Businesses will have to plan for contact tracing under the Mayor’s safe reopening plan

New Orleans businesses will have to keep track of customers under the mayor’s reopening plan

Under new measures released Wednesday by the City of New Orleans as part of its “safe reopening” plan, Orleans Parish businesses including restaurants and grocery stores will soon have to track customers who enter their space.

A section titled “Prepare to modify your operations,” on the city’s reopening page outlines steps for businesses to reduce capacity, implement social distancing, increase cleaning, protect workers, and plan for contact tracing. Businesses will need to “develop a plan to track the employees and clients in your space in case you are asked to assist in tracing the contacts of a sick individual.”

A statement released by the Mayor’s office later Wednesday night said that details of managing contact tracing “are still being worked out” but that businesses will be expected to “play a role and to have a plan in place to help track” employees and patrons.

New Orleans’s stay-at-home order is in place until at least May 15, at which point the city will enter Phase One of its reopening plan, if lifted. Presumably, the new requirements for contact tracing would begin at that time. In the same section outlining the modifications, the city says “more information on guidelines and requirements will be made prior to moving to the next phase.”

New Orleans mayor LaToya Cantrell decided last month that Orleans Parish would not reopen outdoor seating along with the rest of the state following the governor’s announcement that restaurants could choose to do so beginning May 1.

UPDATE: May 12, 2020: Grocery and retail stores will no longer be included in the customer tracing requirement.
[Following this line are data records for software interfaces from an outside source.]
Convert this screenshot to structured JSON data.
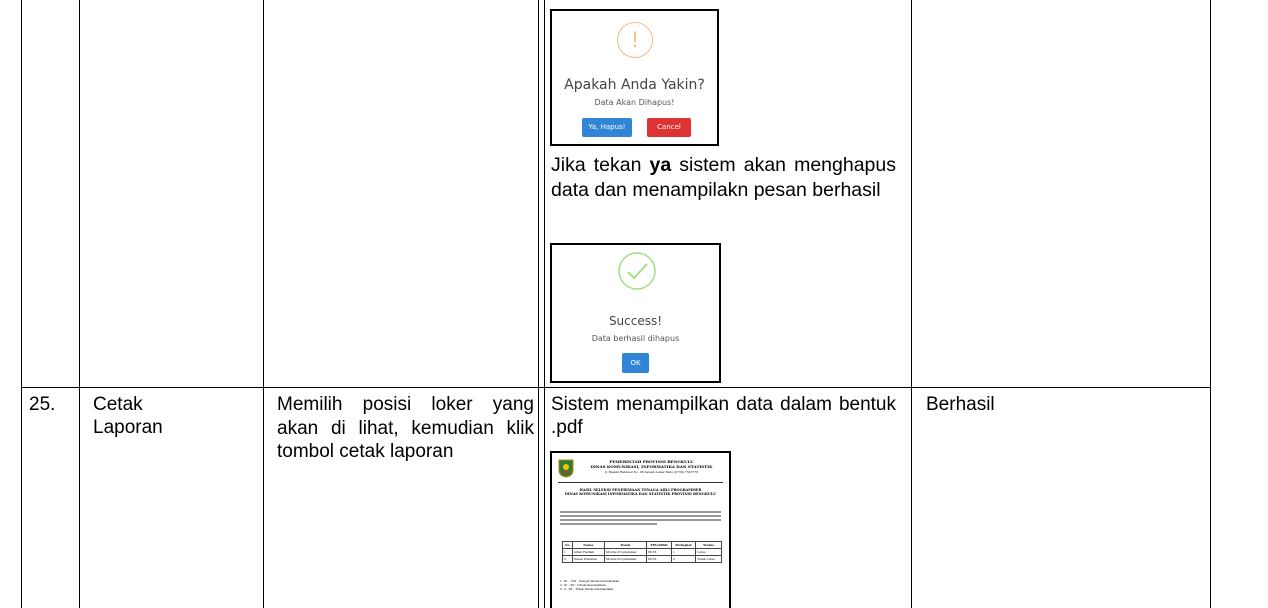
{
  "rows": [
    {
      "no": "",
      "feature": "",
      "action": "",
      "confirm_dialog": {
        "icon": "!",
        "title": "Apakah Anda Yakin?",
        "message": "Data Akan Dihapus!",
        "confirm_label": "Ya, Hapus!",
        "cancel_label": "Cancel",
        "warn_color": "#f8bb86",
        "confirm_color": "#3085d6",
        "cancel_color": "#d33"
      },
      "desc_prefix": "Jika tekan ",
      "desc_bold": "ya",
      "desc_suffix": " sistem akan menghapus data dan menampilakn pesan berhasil",
      "success_dialog": {
        "title": "Success!",
        "message": "Data berhasil dihapus",
        "ok_label": "OK",
        "success_color": "#a5dc86"
      },
      "result": ""
    },
    {
      "no": "25.",
      "feature": "Cetak Laporan",
      "action": "Memilih posisi loker yang akan di lihat, kemudian klik tombol cetak laporan",
      "expected": "Sistem menampilkan data dalam bentuk .pdf",
      "result": "Berhasil",
      "pdf_preview": {
        "header_1": "PEMERINTAH PROVINSI BENGKULU",
        "header_2": "DINAS KOMUNIKASI, INFORMATIKA DAN STATISTIK",
        "header_3": "Jl. Basuki Rahmad No. 06 Sawah Lebar Baru (0736) 7323776",
        "title_1": "HASIL SELEKSI PENERIMAAN TENAGA AHLI PROGRAMMER",
        "title_2": "DINAS KOMUNIKASI INFORMATIKA DAN STATISTIK PROVINSI BENGKULU",
        "columns": [
          "No",
          "Nama",
          "Posisi",
          "TPA/ABSD",
          "Peringkat",
          "Status"
        ],
        "table_rows": [
          [
            "1",
            "Arfan Fadilah",
            "Mobile Programmer",
            "88.33",
            "1",
            "Lulus"
          ],
          [
            "2",
            "Yunan Pratama",
            "Mobile Programmer",
            "80.33",
            "2",
            "Tidak Lulus"
          ]
        ],
        "notes": [
          "1. 81 - 100 : Sangat Direkomendasikan",
          "2. 61 - 80 : Direkomendasikan",
          "3. 0 - 60 : Tidak Direkomendasikan"
        ]
      }
    }
  ]
}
Restaurants offering dine-in service will need to log customers per new language on the city’s Safe Reopening page.

Eater is tracking the impact of the novel coronavirus on the city’s restaurant industry. Have a story to share? Reach out at